[Start of section]
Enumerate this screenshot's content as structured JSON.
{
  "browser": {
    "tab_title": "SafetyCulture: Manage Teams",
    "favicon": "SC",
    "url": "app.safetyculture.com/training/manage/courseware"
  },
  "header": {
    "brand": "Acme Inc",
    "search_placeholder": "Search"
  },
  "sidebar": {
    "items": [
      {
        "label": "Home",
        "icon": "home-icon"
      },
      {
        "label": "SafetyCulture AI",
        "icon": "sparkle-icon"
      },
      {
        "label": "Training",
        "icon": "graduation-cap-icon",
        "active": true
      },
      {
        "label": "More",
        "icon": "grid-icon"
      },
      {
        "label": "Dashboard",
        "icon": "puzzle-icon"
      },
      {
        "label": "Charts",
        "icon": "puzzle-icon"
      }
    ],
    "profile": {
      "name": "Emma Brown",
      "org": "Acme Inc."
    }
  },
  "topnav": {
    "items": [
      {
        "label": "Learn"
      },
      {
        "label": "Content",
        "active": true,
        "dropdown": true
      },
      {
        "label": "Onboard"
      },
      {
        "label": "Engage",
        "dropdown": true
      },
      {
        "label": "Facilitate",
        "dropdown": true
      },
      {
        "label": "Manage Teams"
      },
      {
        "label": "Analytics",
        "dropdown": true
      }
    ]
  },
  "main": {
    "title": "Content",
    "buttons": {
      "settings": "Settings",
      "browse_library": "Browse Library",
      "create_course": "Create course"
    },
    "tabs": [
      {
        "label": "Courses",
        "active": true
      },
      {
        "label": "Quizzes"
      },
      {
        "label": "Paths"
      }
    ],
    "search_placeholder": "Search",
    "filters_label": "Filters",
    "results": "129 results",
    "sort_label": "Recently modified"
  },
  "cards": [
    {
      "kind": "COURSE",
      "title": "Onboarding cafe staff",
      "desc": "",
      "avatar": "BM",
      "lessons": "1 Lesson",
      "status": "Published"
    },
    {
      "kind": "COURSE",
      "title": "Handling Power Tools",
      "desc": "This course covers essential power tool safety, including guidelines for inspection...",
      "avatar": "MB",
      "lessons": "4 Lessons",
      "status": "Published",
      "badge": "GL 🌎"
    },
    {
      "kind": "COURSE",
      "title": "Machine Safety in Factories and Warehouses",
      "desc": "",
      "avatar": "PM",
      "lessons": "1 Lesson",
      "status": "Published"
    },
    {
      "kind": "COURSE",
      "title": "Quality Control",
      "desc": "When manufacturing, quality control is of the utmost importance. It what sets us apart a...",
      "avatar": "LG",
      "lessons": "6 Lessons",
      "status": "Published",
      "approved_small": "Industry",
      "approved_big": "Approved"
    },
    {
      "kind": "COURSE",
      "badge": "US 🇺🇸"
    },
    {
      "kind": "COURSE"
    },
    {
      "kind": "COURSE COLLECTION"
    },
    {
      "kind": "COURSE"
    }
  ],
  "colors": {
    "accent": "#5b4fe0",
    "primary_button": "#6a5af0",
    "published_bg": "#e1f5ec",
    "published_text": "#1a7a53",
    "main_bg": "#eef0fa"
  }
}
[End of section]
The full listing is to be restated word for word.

Exercise result:
Enumerate this screenshot's content as structured JSON.
{
  "browser": {
    "tab_title": "SafetyCulture: Manage Teams",
    "favicon": "SC",
    "url": "app.safetyculture.com/training/manage/courseware"
  },
  "header": {
    "brand": "Acme Inc",
    "search_placeholder": "Search"
  },
  "sidebar": {
    "items": [
      {
        "label": "Home",
        "icon": "home-icon"
      },
      {
        "label": "SafetyCulture AI",
        "icon": "sparkle-icon"
      },
      {
        "label": "Training",
        "icon": "graduation-cap-icon",
        "active": true
      },
      {
        "label": "More",
        "icon": "grid-icon"
      },
      {
        "label": "Dashboard",
        "icon": "puzzle-icon"
      },
      {
        "label": "Charts",
        "icon": "puzzle-icon"
      }
    ],
    "profile": {
      "name": "Emma Brown",
      "org": "Acme Inc."
    }
  },
  "topnav": {
    "items": [
      {
        "label": "Learn"
      },
      {
        "label": "Content",
        "active": true,
        "dropdown": true
      },
      {
        "label": "Onboard"
      },
      {
        "label": "Engage",
        "dropdown": true
      },
      {
        "label": "Facilitate",
        "dropdown": true
      },
      {
        "label": "Manage Teams"
      },
      {
        "label": "Analytics",
        "dropdown": true
      }
    ]
  },
  "main": {
    "title": "Content",
    "buttons": {
      "settings": "Settings",
      "browse_library": "Browse Library",
      "create_course": "Create course"
    },
    "tabs": [
      {
        "label": "Courses",
        "active": true
      },
      {
        "label": "Quizzes"
      },
      {
        "label": "Paths"
      }
    ],
    "search_placeholder": "Search",
    "filters_label": "Filters",
    "results": "129 results",
    "sort_label": "Recently modified"
  },
  "cards": [
    {
      "kind": "COURSE",
      "title": "Onboarding cafe staff",
      "desc": "",
      "avatar": "BM",
      "lessons": "1 Lesson",
      "status": "Published"
    },
    {
      "kind": "COURSE",
      "title": "Handling Power Tools",
      "desc": "This course covers essential power tool safety, including guidelines for inspection...",
      "avatar": "MB",
      "lessons": "4 Lessons",
      "status": "Published",
      "badge": "GL 🌎"
    },
    {
      "kind": "COURSE",
      "title": "Machine Safety in Factories and Warehouses",
      "desc": "",
      "avatar": "PM",
      "lessons": "1 Lesson",
      "status": "Published"
    },
    {
      "kind": "COURSE",
      "title": "Quality Control",
      "desc": "When manufacturing, quality control is of the utmost importance. It what sets us apart a...",
      "avatar": "LG",
      "lessons": "6 Lessons",
      "status": "Published",
      "approved_small": "Industry",
      "approved_big": "Approved"
    },
    {
      "kind": "COURSE",
      "badge": "US 🇺🇸"
    },
    {
      "kind": "COURSE"
    },
    {
      "kind": "COURSE COLLECTION"
    },
    {
      "kind": "COURSE"
    }
  ],
  "colors": {
    "accent": "#5b4fe0",
    "primary_button": "#6a5af0",
    "published_bg": "#e1f5ec",
    "published_text": "#1a7a53",
    "main_bg": "#eef0fa"
  }
}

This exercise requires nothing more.